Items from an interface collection
▬▬▬
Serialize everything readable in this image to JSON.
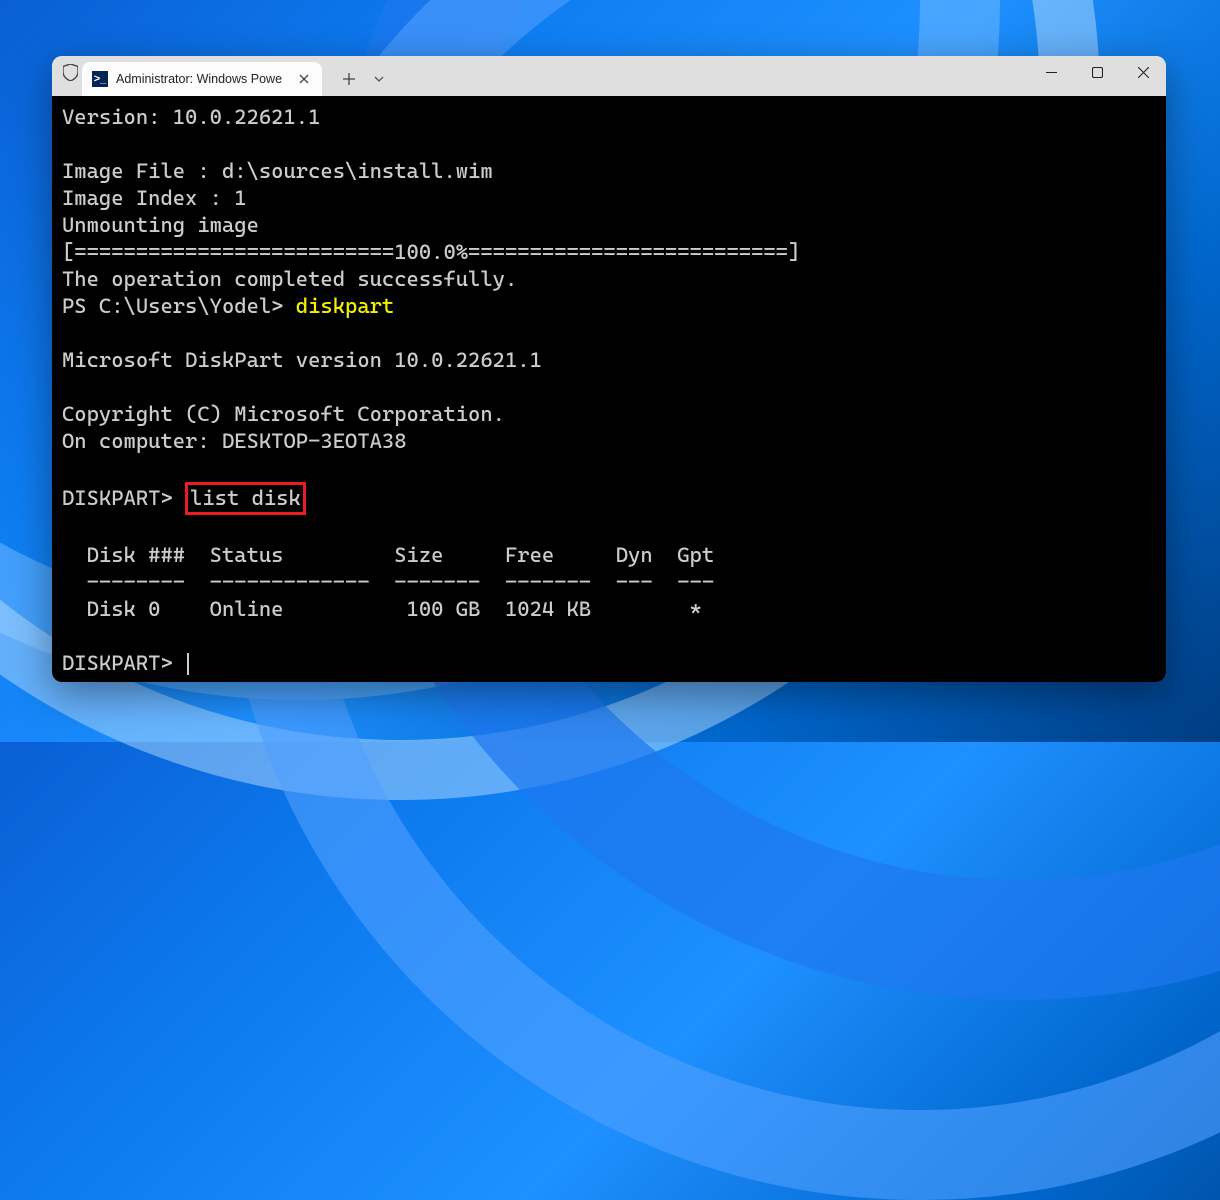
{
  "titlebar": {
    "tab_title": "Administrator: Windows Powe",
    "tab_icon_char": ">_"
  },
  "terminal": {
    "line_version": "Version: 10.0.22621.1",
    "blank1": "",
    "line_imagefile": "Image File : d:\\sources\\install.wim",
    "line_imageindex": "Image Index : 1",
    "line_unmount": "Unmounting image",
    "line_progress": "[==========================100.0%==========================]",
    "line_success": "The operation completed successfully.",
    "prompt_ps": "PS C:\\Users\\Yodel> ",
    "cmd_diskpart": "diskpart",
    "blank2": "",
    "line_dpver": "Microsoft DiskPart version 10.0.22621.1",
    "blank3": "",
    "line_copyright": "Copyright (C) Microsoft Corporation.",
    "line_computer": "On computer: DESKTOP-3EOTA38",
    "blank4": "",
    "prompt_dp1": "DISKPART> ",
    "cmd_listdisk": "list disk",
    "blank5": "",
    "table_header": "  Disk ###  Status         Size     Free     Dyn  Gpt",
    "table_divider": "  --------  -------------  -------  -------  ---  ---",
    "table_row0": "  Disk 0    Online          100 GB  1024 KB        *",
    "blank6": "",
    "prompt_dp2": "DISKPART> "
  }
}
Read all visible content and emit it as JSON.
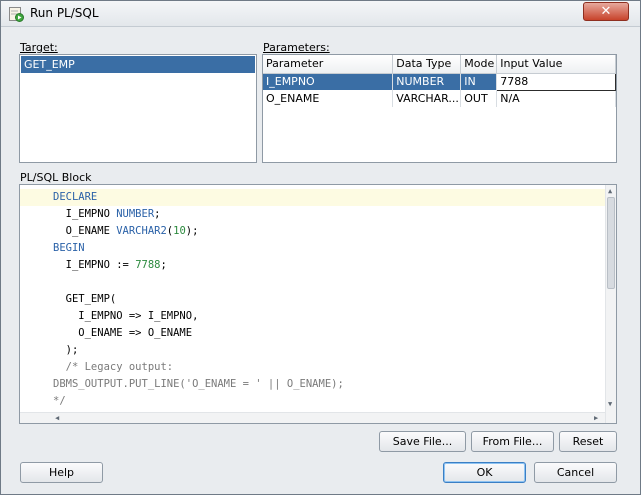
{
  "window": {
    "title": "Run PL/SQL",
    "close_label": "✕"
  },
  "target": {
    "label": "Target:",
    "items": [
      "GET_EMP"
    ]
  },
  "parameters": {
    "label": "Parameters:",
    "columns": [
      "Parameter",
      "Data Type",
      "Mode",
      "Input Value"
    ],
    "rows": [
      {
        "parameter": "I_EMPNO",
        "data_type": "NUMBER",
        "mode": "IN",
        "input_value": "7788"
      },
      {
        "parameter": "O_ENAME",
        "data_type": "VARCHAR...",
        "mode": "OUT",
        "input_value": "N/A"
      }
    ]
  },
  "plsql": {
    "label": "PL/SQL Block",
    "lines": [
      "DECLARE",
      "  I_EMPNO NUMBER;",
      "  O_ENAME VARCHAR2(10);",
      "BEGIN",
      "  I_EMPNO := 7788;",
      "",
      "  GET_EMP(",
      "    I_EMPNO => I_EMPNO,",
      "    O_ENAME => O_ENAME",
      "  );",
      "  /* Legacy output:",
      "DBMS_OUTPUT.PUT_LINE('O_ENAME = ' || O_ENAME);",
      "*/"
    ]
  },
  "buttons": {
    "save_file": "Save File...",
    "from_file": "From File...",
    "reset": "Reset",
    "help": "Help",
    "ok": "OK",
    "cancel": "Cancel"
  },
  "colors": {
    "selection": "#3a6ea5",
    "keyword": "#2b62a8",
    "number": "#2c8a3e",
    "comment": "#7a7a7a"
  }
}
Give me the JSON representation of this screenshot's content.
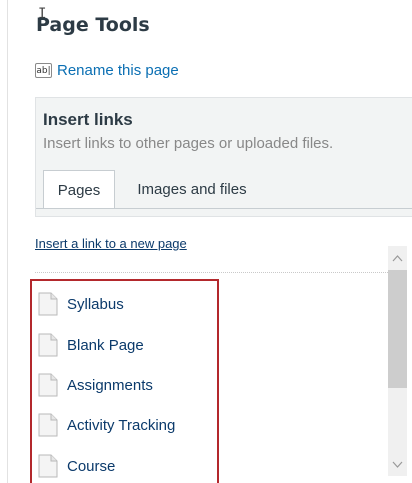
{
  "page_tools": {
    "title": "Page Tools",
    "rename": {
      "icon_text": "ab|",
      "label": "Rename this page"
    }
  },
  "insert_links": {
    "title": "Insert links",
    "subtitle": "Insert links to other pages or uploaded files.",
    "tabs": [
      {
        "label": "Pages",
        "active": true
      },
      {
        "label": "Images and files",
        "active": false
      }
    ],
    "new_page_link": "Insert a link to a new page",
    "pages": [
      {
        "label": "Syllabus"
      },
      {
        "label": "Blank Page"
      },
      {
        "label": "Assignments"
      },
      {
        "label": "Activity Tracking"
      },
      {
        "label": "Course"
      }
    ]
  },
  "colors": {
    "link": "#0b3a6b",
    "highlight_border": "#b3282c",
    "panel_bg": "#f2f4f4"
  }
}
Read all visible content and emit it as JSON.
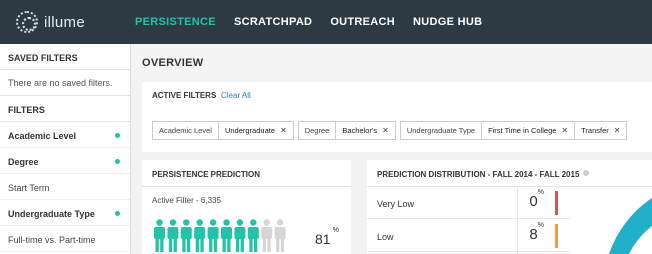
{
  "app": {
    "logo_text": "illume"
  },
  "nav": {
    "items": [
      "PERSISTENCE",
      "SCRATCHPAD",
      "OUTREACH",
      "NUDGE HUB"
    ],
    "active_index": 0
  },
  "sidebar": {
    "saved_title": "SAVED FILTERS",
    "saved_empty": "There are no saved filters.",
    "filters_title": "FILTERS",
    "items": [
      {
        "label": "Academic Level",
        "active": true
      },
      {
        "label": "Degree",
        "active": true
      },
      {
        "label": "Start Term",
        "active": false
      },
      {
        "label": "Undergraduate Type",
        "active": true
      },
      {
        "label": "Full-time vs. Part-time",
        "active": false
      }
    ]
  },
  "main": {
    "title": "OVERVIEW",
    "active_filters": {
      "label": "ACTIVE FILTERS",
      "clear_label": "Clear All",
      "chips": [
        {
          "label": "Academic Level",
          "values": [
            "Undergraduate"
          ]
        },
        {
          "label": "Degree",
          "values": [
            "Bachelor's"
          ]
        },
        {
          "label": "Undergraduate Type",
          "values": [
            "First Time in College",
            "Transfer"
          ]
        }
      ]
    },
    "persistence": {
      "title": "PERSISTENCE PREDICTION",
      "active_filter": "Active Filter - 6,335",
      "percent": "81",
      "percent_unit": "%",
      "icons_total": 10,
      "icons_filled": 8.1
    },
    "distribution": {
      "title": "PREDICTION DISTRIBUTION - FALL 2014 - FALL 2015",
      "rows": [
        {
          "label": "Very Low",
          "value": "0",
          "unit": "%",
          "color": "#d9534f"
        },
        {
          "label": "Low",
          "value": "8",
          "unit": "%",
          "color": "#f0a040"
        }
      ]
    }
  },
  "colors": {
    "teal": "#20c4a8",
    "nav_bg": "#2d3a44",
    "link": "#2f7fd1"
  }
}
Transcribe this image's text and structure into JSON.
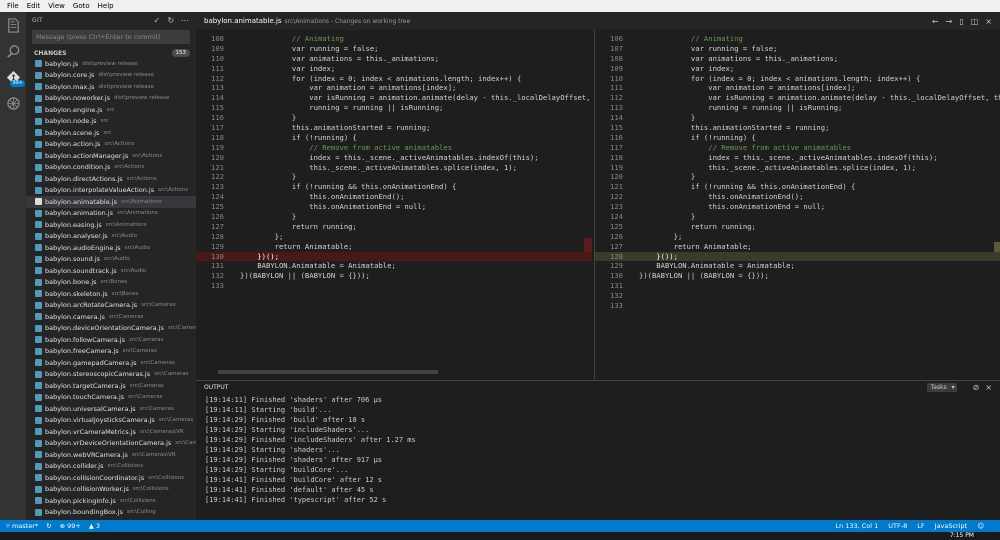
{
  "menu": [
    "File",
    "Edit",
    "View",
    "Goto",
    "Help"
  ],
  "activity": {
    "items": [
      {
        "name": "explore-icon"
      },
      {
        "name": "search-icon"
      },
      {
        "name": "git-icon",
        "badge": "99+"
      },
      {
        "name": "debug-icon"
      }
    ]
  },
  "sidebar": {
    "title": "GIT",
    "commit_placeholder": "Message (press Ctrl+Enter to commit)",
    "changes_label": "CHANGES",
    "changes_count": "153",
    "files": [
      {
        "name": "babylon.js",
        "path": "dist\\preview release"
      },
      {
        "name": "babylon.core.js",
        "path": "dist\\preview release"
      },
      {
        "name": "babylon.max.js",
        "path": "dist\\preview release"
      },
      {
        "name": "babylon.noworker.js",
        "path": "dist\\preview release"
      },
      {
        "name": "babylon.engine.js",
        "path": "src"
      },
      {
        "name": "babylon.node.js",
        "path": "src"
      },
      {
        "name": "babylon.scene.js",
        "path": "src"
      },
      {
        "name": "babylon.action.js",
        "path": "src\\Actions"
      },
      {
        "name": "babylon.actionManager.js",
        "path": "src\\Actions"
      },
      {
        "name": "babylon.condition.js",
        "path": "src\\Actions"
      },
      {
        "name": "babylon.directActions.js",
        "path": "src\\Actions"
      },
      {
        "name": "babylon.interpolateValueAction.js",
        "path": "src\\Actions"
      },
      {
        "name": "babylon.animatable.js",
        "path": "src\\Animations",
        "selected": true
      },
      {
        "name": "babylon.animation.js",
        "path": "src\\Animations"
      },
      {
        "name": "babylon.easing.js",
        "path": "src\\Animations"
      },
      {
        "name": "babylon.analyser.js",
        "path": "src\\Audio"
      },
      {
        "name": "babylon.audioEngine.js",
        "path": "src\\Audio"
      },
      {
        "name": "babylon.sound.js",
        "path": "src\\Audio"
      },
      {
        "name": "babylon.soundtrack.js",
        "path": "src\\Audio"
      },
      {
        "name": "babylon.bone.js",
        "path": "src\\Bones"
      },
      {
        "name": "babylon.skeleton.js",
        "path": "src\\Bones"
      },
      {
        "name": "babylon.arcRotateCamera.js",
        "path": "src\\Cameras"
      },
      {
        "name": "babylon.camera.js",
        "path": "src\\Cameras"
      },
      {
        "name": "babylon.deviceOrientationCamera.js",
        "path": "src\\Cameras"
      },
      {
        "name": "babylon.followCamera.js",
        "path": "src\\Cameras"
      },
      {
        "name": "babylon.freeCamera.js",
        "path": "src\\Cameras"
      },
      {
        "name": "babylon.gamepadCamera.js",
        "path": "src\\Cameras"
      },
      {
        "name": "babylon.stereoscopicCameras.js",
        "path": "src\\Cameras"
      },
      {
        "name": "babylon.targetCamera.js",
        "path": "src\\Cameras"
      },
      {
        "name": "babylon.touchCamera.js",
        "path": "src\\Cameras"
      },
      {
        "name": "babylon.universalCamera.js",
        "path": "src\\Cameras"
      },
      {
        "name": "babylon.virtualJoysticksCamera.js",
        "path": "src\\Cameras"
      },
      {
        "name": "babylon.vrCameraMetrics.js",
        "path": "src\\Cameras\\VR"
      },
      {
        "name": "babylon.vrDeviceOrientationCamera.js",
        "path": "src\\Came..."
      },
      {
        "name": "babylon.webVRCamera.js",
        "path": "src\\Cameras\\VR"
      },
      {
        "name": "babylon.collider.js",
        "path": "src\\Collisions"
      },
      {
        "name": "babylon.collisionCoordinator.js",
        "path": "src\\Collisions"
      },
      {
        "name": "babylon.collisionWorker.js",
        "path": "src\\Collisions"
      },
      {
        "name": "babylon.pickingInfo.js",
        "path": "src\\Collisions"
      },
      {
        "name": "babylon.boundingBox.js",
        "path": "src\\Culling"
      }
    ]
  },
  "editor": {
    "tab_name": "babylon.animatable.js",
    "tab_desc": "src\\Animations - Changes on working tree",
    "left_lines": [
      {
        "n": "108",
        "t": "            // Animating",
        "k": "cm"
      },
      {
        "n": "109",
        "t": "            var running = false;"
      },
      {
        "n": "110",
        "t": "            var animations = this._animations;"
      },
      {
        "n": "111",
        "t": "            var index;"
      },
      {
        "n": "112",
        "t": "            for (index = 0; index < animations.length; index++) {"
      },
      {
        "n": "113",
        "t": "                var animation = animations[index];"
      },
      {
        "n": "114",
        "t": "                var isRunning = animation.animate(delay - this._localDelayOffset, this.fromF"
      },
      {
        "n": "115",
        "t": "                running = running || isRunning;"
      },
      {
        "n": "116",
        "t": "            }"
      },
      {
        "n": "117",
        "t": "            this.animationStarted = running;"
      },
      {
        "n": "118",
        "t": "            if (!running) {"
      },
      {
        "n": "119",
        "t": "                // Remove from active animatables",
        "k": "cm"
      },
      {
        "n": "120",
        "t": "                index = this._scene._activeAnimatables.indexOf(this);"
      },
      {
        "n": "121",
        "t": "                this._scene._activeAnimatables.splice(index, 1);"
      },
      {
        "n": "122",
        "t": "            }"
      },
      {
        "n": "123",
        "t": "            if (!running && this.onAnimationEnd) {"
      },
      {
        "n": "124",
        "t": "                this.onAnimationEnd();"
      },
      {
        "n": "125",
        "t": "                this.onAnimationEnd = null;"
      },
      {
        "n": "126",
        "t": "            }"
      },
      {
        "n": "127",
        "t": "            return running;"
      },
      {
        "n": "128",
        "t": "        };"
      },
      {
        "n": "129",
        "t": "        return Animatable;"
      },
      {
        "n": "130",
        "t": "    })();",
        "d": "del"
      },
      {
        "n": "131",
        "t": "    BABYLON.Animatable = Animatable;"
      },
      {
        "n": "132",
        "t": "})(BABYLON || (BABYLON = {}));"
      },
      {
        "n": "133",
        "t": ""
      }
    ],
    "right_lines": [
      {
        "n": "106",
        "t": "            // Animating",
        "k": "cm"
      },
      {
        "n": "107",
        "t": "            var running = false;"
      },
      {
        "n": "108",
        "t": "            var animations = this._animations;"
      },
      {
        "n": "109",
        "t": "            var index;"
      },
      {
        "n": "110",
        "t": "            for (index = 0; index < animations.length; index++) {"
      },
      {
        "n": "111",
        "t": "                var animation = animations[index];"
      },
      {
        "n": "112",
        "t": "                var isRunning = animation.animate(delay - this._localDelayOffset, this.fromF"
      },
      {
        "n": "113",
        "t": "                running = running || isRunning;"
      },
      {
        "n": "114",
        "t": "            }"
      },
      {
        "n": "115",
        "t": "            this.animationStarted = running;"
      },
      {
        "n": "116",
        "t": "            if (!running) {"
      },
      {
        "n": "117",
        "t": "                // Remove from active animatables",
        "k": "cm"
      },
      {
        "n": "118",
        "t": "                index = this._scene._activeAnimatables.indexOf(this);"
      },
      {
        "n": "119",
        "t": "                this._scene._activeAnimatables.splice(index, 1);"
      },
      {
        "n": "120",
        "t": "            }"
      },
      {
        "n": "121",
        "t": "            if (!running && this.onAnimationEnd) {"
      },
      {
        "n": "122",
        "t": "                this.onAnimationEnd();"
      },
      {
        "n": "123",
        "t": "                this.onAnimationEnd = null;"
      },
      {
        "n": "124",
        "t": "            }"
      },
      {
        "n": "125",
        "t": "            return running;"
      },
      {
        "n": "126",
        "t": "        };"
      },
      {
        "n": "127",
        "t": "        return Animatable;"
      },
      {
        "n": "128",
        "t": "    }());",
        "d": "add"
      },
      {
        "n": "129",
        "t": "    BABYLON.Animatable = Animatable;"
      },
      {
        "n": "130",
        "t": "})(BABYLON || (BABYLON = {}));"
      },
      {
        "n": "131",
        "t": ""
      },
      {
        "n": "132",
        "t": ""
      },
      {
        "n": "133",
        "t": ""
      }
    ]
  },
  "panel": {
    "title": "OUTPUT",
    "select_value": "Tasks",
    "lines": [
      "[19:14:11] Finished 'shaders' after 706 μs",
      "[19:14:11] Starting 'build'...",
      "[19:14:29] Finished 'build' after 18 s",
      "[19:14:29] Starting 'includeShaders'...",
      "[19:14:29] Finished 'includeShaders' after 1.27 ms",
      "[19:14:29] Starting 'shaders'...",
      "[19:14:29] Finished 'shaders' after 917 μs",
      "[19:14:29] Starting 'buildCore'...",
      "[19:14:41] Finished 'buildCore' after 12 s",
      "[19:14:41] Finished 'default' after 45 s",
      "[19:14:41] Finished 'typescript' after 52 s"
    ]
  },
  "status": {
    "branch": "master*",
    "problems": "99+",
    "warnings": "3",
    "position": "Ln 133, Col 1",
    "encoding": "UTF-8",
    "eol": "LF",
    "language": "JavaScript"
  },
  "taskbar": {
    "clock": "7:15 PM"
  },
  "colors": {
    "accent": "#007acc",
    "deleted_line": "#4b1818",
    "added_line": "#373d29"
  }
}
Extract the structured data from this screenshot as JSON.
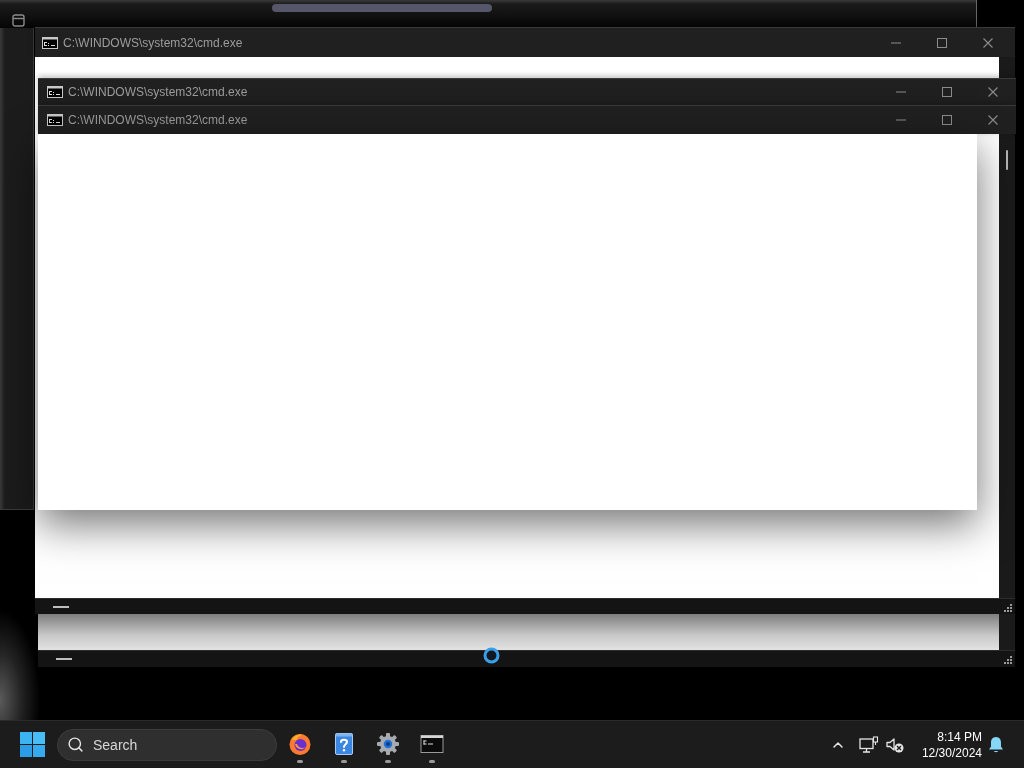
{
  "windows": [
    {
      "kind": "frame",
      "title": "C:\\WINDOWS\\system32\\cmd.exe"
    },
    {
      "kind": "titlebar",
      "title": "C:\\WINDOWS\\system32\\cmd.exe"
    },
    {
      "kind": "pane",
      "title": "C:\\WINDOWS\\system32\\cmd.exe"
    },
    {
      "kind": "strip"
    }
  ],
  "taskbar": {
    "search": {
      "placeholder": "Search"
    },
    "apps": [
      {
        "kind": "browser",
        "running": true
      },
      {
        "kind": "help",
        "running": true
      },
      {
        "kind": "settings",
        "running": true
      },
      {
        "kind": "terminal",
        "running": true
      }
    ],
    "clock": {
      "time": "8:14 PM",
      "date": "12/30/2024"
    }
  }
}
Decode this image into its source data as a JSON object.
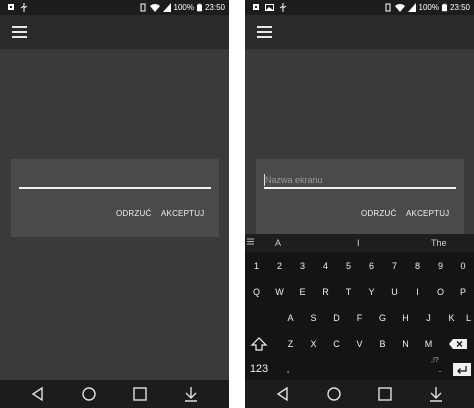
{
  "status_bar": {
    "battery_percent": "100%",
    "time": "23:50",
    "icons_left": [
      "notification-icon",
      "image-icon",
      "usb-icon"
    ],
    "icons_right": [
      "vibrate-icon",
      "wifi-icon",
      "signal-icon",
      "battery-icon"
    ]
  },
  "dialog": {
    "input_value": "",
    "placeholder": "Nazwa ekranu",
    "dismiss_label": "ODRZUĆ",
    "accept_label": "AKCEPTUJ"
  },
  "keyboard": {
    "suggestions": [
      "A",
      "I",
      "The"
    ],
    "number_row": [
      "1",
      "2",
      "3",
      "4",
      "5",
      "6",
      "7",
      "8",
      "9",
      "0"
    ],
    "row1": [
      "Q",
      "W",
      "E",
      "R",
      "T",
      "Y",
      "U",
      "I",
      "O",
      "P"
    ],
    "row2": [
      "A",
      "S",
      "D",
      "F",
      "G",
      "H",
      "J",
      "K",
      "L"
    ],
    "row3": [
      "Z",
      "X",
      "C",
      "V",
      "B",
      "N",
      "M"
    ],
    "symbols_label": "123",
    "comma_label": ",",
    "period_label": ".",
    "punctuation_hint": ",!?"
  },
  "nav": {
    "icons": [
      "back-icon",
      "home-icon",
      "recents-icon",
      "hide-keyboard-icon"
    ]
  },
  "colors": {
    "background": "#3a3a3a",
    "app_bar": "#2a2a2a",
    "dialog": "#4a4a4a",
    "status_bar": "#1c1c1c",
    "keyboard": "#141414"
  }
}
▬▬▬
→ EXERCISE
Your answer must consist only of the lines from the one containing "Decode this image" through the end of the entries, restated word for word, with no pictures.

→ SOLUTION TO THIS PROBLEM
Decode this image into its source data as a JSON object.
{
  "status_bar": {
    "battery_percent": "100%",
    "time": "23:50",
    "icons_left": [
      "notification-icon",
      "image-icon",
      "usb-icon"
    ],
    "icons_right": [
      "vibrate-icon",
      "wifi-icon",
      "signal-icon",
      "battery-icon"
    ]
  },
  "dialog": {
    "input_value": "",
    "placeholder": "Nazwa ekranu",
    "dismiss_label": "ODRZUĆ",
    "accept_label": "AKCEPTUJ"
  },
  "keyboard": {
    "suggestions": [
      "A",
      "I",
      "The"
    ],
    "number_row": [
      "1",
      "2",
      "3",
      "4",
      "5",
      "6",
      "7",
      "8",
      "9",
      "0"
    ],
    "row1": [
      "Q",
      "W",
      "E",
      "R",
      "T",
      "Y",
      "U",
      "I",
      "O",
      "P"
    ],
    "row2": [
      "A",
      "S",
      "D",
      "F",
      "G",
      "H",
      "J",
      "K",
      "L"
    ],
    "row3": [
      "Z",
      "X",
      "C",
      "V",
      "B",
      "N",
      "M"
    ],
    "symbols_label": "123",
    "comma_label": ",",
    "period_label": ".",
    "punctuation_hint": ",!?"
  },
  "nav": {
    "icons": [
      "back-icon",
      "home-icon",
      "recents-icon",
      "hide-keyboard-icon"
    ]
  },
  "colors": {
    "background": "#3a3a3a",
    "app_bar": "#2a2a2a",
    "dialog": "#4a4a4a",
    "status_bar": "#1c1c1c",
    "keyboard": "#141414"
  }
}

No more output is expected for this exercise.